For this year’s Le Noise Young brought in veteran producer Daniel Lanois, best known for his stints with Brian Eno, U2 and for giving Dylan the shake up needed in the late 80s and mid 90s to reignite his career. This was a good move for Young because Le Noise is another batch of enjoyable but formulaic thinkers that cover a lot of familiar topics, from the spiritual and personal (Walk With Me), to love and war (Love and War), to the overall state of affairs (Angry World), to the plight and progress of the white man (Peaceful Valley Boulevard) and, of course, drugs (Hitchhiker). The latter is an especially moving number as it basically runs like an autobiographical what, when and why of everything he’s imbibed over the years from hash to coke yet ends, unlike many previous efforts within this theme, on a positive and thankful note.

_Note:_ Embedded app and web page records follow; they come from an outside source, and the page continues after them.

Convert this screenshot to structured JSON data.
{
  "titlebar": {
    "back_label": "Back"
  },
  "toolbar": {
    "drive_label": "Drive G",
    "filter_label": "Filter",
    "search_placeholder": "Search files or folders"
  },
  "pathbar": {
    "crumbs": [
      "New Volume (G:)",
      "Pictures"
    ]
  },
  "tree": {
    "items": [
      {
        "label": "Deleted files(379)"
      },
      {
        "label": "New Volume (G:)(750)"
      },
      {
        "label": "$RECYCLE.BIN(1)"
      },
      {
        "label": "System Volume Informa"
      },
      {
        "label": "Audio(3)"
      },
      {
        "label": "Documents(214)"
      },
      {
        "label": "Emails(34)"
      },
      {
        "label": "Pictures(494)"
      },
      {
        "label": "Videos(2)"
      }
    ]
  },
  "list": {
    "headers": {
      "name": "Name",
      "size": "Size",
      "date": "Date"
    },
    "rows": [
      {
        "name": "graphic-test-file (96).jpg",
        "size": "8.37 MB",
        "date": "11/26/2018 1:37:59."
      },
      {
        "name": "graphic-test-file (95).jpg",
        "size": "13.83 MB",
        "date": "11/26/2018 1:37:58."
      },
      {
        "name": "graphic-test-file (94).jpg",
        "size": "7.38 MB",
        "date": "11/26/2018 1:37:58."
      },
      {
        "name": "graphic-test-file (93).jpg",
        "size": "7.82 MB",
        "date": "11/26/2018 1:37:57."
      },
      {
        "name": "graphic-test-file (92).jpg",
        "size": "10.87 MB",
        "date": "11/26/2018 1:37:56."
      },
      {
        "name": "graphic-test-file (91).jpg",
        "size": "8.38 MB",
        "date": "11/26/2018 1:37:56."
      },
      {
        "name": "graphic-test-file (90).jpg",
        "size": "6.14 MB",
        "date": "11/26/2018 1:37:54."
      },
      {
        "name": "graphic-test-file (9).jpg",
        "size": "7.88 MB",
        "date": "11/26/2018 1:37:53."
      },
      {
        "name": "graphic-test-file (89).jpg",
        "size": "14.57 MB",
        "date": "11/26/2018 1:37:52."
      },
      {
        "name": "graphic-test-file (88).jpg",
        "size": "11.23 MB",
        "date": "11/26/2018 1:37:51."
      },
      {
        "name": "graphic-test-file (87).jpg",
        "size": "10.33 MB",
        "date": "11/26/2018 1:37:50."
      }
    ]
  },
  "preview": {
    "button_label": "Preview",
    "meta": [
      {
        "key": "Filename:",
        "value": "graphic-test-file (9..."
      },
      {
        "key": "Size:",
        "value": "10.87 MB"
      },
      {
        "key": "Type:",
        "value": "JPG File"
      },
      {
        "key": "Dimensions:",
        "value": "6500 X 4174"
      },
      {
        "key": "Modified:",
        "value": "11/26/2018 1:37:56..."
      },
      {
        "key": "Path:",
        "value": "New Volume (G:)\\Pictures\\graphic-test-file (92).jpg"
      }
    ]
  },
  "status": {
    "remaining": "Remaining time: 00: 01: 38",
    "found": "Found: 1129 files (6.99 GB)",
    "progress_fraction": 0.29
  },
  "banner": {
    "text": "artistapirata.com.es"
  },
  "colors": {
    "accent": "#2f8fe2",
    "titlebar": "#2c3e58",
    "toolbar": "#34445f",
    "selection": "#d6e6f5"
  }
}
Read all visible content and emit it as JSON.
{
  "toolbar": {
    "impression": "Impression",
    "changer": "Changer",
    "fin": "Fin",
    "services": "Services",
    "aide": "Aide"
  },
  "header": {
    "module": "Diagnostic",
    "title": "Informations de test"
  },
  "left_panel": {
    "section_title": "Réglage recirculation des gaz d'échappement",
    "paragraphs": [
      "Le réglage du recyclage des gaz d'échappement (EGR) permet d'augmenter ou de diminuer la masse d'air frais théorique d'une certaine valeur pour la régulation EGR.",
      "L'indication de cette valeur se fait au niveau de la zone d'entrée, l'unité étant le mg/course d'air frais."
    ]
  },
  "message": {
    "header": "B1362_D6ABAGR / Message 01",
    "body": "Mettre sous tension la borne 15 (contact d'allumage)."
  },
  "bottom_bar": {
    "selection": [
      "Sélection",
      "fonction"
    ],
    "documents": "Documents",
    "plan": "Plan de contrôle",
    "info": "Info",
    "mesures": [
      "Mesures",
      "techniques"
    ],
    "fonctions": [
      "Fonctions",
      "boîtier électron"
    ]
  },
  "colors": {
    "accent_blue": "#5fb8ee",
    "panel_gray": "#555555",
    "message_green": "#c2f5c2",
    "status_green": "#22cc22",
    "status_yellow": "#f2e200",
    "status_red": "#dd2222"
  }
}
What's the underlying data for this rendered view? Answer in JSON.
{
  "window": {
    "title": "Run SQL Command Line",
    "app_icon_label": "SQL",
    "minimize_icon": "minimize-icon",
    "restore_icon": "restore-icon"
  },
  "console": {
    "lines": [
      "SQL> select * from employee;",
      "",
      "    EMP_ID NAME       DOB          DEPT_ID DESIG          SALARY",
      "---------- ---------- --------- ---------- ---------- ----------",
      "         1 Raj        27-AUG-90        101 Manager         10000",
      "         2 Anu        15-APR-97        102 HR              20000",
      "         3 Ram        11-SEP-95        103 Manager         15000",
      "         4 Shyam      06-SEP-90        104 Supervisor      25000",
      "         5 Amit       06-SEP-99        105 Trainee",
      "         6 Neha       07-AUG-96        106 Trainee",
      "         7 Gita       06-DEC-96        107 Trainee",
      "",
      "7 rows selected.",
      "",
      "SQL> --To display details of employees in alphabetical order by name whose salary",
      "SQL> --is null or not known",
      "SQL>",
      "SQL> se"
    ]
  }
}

Musically, with Lanois, it’s all about sonics. Le Noise (there’s a pun in that title) starts off with a big chord and Young, being the “godfather of grunge,” is no stranger to a big sound. The fact that this is an album featuring Young without a backing band or accompanists of any kind means that Lanois gets to fatten things up with wild distortion, bouncing echoes and layered loops of found sounds – sometimes Young’s voice, a guitar lick or a squeak of feedback. This is most effective in the aforementioned ode to drug intake, Hitchhiker, which bubbles and boils like a ship running a steady course through choppy waters, hitting deep lows and suggestive highs, creating a listening experience that’s almost visual and what one would imagine partaking in some of these drugs is like. Other songs enhanced by the Lanois touch include the outer space churn of Sign of Love, the low growl of Someone’s Gonna Rescue You and the underwater swell of album closer and Earth lament, Rumblin’. But Lanois also knows when a song needs to stand on its own, and he takes a step back on Love and War and Peaceful Valley Boulevard in particular to let Young tell his story the way he does best, with heart and guitar and voice.
Essentially Young is a survivor, he’s seen it all and participated in a lot of it, and Le Noise showcases this fact with an overall mood that’s contemplative but observant, retrospective but future minded, wise but not preachy. And while there’s a lot to be concerned about, and a lot to regret, there’s a bit of hope as well. Oftentimes Young seems to be holding back (where as in Living with War he did not – at all), which is possibly the reserve of an older, wiser man, but Lanois expresses the subdued angst and bravado by harnessing these emotions and allowing the music to release some of the bitterness and anxiety that the lyrics only suggest.
Le Noise is not a latter day masterpiece by Young’s standards, as he’s simply taking known thoughts and remarks out of his pocket and putting them to music, but it is an exceptional collection of both song and sound, a collaboration of two great artists, and the end result is interesting at the very least and thoughtfully inspiring in its stronger moments.